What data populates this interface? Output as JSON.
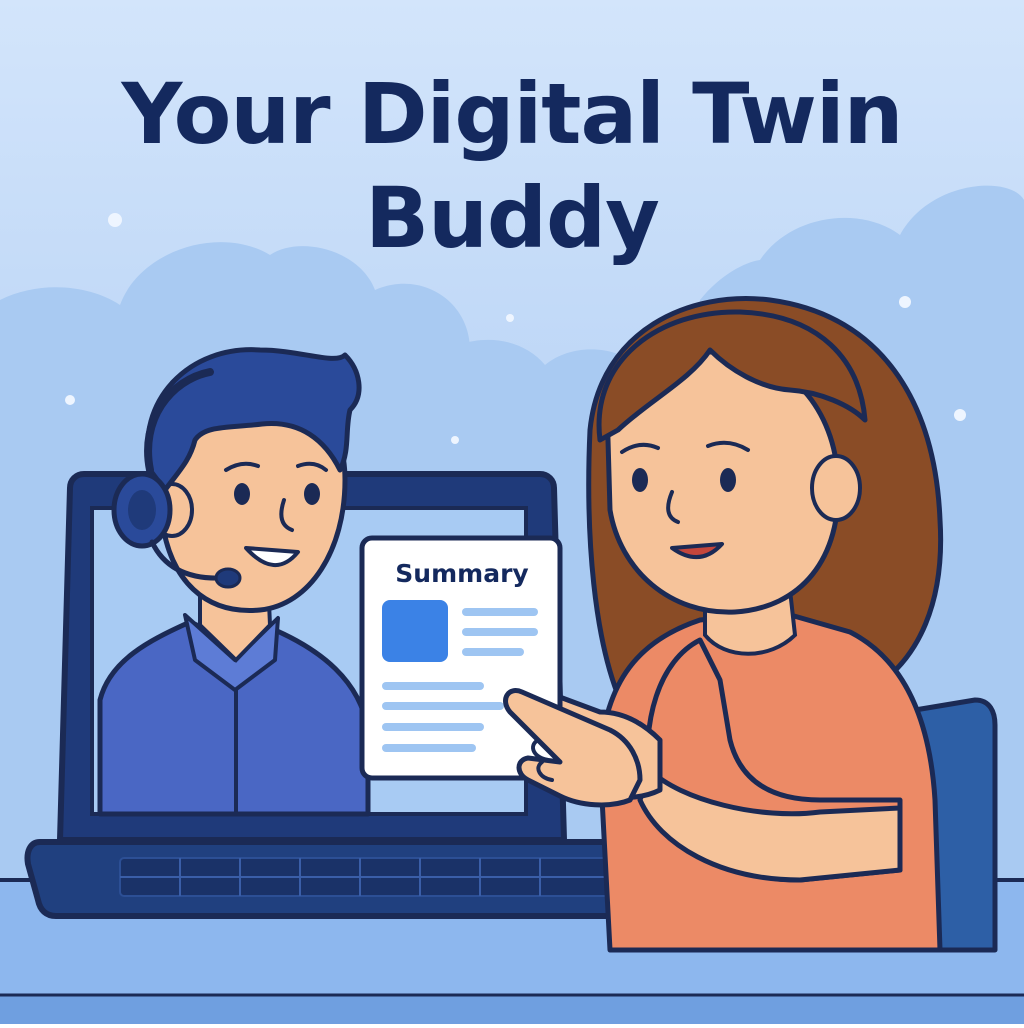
{
  "title": {
    "line1": "Your Digital Twin",
    "line2": "Buddy"
  },
  "card": {
    "heading": "Summary"
  },
  "colors": {
    "sky_top": "#cfe2fb",
    "sky_bottom": "#9fc3f2",
    "cloud": "#a9caf4",
    "title": "#14295e",
    "outline": "#1b2a55",
    "laptop": "#1f3a7a",
    "screen": "#a8cbf3",
    "man_shirt": "#4a67c4",
    "man_hair": "#2a4a9a",
    "skin": "#f6c39a",
    "woman_hair": "#8a4c26",
    "woman_shirt": "#ec8a66",
    "card_accent": "#3b82e6",
    "card_line": "#9ec5f2",
    "chair": "#2d5fa6",
    "desk": "#8eb8ee"
  },
  "icons": {
    "headset": "headset-icon",
    "image_block": "image-placeholder-icon"
  }
}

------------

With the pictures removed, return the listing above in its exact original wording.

What data populates this interface? Output as JSON.
{
  "title": {
    "line1": "Your Digital Twin",
    "line2": "Buddy"
  },
  "card": {
    "heading": "Summary"
  },
  "colors": {
    "sky_top": "#cfe2fb",
    "sky_bottom": "#9fc3f2",
    "cloud": "#a9caf4",
    "title": "#14295e",
    "outline": "#1b2a55",
    "laptop": "#1f3a7a",
    "screen": "#a8cbf3",
    "man_shirt": "#4a67c4",
    "man_hair": "#2a4a9a",
    "skin": "#f6c39a",
    "woman_hair": "#8a4c26",
    "woman_shirt": "#ec8a66",
    "card_accent": "#3b82e6",
    "card_line": "#9ec5f2",
    "chair": "#2d5fa6",
    "desk": "#8eb8ee"
  },
  "icons": {
    "headset": "headset-icon",
    "image_block": "image-placeholder-icon"
  }
}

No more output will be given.